Wave pools are an excellent opportunity for the next generation. We have one in Wales, another in England, and one in Scotland. There are many more in the pipeline. These facilities will be a massive advantage for the U.K. over other countries that don’t have them. We are indeed limited by the cold and lack of daylight hours in Scotland, but facilities like the North Shore Surf Club hut at Thurso can make a huge difference.
Are you thinking of surfing as an Olympic sport?
It has mixed emotions for me. We used to compete in the I.S.A. Worlds as Home Nations/Scotland. However, only G.B. teams can now attend due to Olympic qualification years. This means fewer athletes from the U.K. will be able to compete at the highest level and have the experience of representing their country on the international stage. It’s a shame. The funding of the Scottish team has also been affected by this. However, U.K. Sport has now invested in surfing, and it will be interesting to see how that supports the sport’s development. The sport will grow in professionalism, and progress will be made. It will be exciting for competitive surfing fans to see another significant competition.
People who know you know that you love artificial waves. Would you prefer to surf only Thurso East or chlorinated waves for the rest of your life?
I could only surf Thurso East if it were flat enough. It can do this for months throughout the year. As much as I would love to be able to ride my favorite wave again, I’ll have to admit that artificial waves are actually what I will have to use. It’s not salty water, which is a plus!
Which wave is your favorite? We want to hear about your favorite session.
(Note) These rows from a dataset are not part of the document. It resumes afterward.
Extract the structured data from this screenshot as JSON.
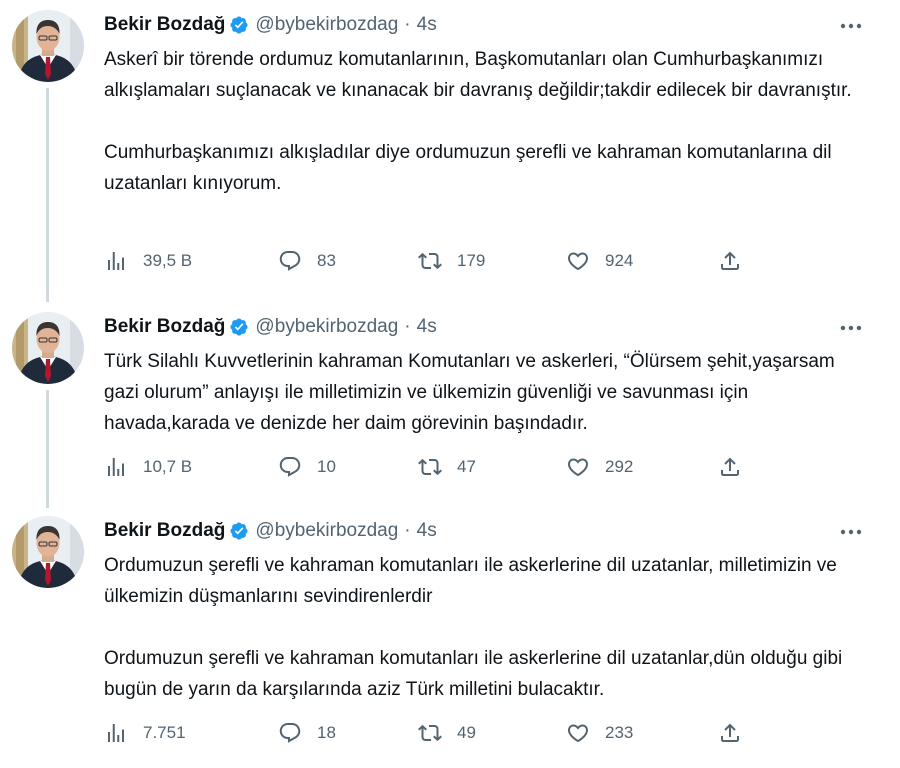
{
  "tweets": [
    {
      "author": {
        "name": "Bekir Bozdağ",
        "handle": "@bybekirbozdag",
        "separator": "·",
        "time": "4s"
      },
      "paragraphs": [
        "Askerî bir törende ordumuz komutanlarının, Başkomutanları olan Cumhurbaşkanımızı alkışlamaları suçlanacak ve kınanacak bir davranış değildir;takdir edilecek bir davranıştır.",
        "Cumhurbaşkanımızı alkışladılar diye ordumuzun şerefli ve kahraman komutanlarına dil uzatanları kınıyorum."
      ],
      "stats": {
        "views": "39,5 B",
        "replies": "83",
        "retweets": "179",
        "likes": "924"
      }
    },
    {
      "author": {
        "name": "Bekir Bozdağ",
        "handle": "@bybekirbozdag",
        "separator": "·",
        "time": "4s"
      },
      "paragraphs": [
        "Türk Silahlı Kuvvetlerinin kahraman Komutanları ve askerleri,  “Ölürsem şehit,yaşarsam gazi olurum” anlayışı ile milletimizin ve ülkemizin güvenliği ve savunması için havada,karada ve denizde her daim görevinin başındadır."
      ],
      "stats": {
        "views": "10,7 B",
        "replies": "10",
        "retweets": "47",
        "likes": "292"
      }
    },
    {
      "author": {
        "name": "Bekir Bozdağ",
        "handle": "@bybekirbozdag",
        "separator": "·",
        "time": "4s"
      },
      "paragraphs": [
        "Ordumuzun şerefli ve kahraman komutanları ile askerlerine dil uzatanlar, milletimizin ve ülkemizin düşmanlarını sevindirenlerdir",
        "Ordumuzun şerefli ve kahraman komutanları ile askerlerine dil uzatanlar,dün olduğu gibi bugün de yarın da karşılarında aziz Türk milletini bulacaktır."
      ],
      "stats": {
        "views": "7.751",
        "replies": "18",
        "retweets": "49",
        "likes": "233"
      }
    }
  ],
  "icons": {
    "verified": "verified-badge-icon",
    "more": "more-options-icon",
    "views": "analytics-icon",
    "reply": "reply-icon",
    "retweet": "retweet-icon",
    "like": "heart-icon",
    "share": "share-icon"
  },
  "colors": {
    "text": "#0f1419",
    "secondary": "#536471",
    "verified": "#1d9bf0",
    "thread_line": "#cfd9de"
  }
}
This year, I had the most enjoyable session at Honkys. Even though it was midday, everyone went in for lunch. It was perfect in terms of swell direction and tide and was super rippable. It was almost like I had the whole thing to myself for several hours. The waves are great, though. Last year, I had a tremendous long tube at Chicken. It was also a highlight. I spend so much time at home surfing that I enjoy the lefts. Surf coaching has its perks!